▸ **Task description**
Reproduce the following entries verbatim, each one complete.

==== Provided information

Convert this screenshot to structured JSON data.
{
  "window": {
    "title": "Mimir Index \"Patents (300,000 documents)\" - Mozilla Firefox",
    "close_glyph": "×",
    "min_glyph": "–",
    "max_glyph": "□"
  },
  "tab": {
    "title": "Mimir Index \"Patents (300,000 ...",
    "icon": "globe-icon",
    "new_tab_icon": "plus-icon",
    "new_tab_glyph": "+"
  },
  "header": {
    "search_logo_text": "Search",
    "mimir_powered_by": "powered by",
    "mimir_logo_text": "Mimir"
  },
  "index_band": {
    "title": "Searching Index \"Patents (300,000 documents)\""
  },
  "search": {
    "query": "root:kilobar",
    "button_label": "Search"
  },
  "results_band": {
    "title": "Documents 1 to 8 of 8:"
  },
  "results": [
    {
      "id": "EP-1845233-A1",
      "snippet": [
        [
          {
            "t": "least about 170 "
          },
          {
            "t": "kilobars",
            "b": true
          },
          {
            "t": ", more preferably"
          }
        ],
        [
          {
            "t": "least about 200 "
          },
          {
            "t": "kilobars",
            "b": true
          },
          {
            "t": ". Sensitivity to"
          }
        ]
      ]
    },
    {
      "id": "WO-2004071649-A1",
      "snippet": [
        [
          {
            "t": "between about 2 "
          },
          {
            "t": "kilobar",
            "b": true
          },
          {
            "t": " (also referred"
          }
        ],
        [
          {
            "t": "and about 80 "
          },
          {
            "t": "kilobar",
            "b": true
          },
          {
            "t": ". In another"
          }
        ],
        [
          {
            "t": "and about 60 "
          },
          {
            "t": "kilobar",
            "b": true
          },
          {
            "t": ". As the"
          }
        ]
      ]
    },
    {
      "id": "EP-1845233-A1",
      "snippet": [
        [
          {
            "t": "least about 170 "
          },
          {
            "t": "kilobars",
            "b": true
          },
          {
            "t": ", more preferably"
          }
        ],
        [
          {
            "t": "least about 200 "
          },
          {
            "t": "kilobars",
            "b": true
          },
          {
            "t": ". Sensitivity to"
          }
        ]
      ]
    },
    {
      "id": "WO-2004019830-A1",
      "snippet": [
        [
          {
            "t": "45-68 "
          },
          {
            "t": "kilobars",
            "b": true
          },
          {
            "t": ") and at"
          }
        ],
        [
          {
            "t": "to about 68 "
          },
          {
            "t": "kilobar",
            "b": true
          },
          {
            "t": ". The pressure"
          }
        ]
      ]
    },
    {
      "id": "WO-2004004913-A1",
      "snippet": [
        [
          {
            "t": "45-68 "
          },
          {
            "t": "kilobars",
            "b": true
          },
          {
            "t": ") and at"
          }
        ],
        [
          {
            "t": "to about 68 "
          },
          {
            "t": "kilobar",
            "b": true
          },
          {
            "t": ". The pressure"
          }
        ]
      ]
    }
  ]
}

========

▸ **Exercise answer**
Convert this screenshot to structured JSON data.
{
  "window": {
    "title": "Mimir Index \"Patents (300,000 documents)\" - Mozilla Firefox",
    "close_glyph": "×",
    "min_glyph": "–",
    "max_glyph": "□"
  },
  "tab": {
    "title": "Mimir Index \"Patents (300,000 ...",
    "icon": "globe-icon",
    "new_tab_icon": "plus-icon",
    "new_tab_glyph": "+"
  },
  "header": {
    "search_logo_text": "Search",
    "mimir_powered_by": "powered by",
    "mimir_logo_text": "Mimir"
  },
  "index_band": {
    "title": "Searching Index \"Patents (300,000 documents)\""
  },
  "search": {
    "query": "root:kilobar",
    "button_label": "Search"
  },
  "results_band": {
    "title": "Documents 1 to 8 of 8:"
  },
  "results": [
    {
      "id": "EP-1845233-A1",
      "snippet": [
        [
          {
            "t": "least about 170 "
          },
          {
            "t": "kilobars",
            "b": true
          },
          {
            "t": ", more preferably"
          }
        ],
        [
          {
            "t": "least about 200 "
          },
          {
            "t": "kilobars",
            "b": true
          },
          {
            "t": ". Sensitivity to"
          }
        ]
      ]
    },
    {
      "id": "WO-2004071649-A1",
      "snippet": [
        [
          {
            "t": "between about 2 "
          },
          {
            "t": "kilobar",
            "b": true
          },
          {
            "t": " (also referred"
          }
        ],
        [
          {
            "t": "and about 80 "
          },
          {
            "t": "kilobar",
            "b": true
          },
          {
            "t": ". In another"
          }
        ],
        [
          {
            "t": "and about 60 "
          },
          {
            "t": "kilobar",
            "b": true
          },
          {
            "t": ". As the"
          }
        ]
      ]
    },
    {
      "id": "EP-1845233-A1",
      "snippet": [
        [
          {
            "t": "least about 170 "
          },
          {
            "t": "kilobars",
            "b": true
          },
          {
            "t": ", more preferably"
          }
        ],
        [
          {
            "t": "least about 200 "
          },
          {
            "t": "kilobars",
            "b": true
          },
          {
            "t": ". Sensitivity to"
          }
        ]
      ]
    },
    {
      "id": "WO-2004019830-A1",
      "snippet": [
        [
          {
            "t": "45-68 "
          },
          {
            "t": "kilobars",
            "b": true
          },
          {
            "t": ") and at"
          }
        ],
        [
          {
            "t": "to about 68 "
          },
          {
            "t": "kilobar",
            "b": true
          },
          {
            "t": ". The pressure"
          }
        ]
      ]
    },
    {
      "id": "WO-2004004913-A1",
      "snippet": [
        [
          {
            "t": "45-68 "
          },
          {
            "t": "kilobars",
            "b": true
          },
          {
            "t": ") and at"
          }
        ],
        [
          {
            "t": "to about 68 "
          },
          {
            "t": "kilobar",
            "b": true
          },
          {
            "t": ". The pressure"
          }
        ]
      ]
    }
  ]
}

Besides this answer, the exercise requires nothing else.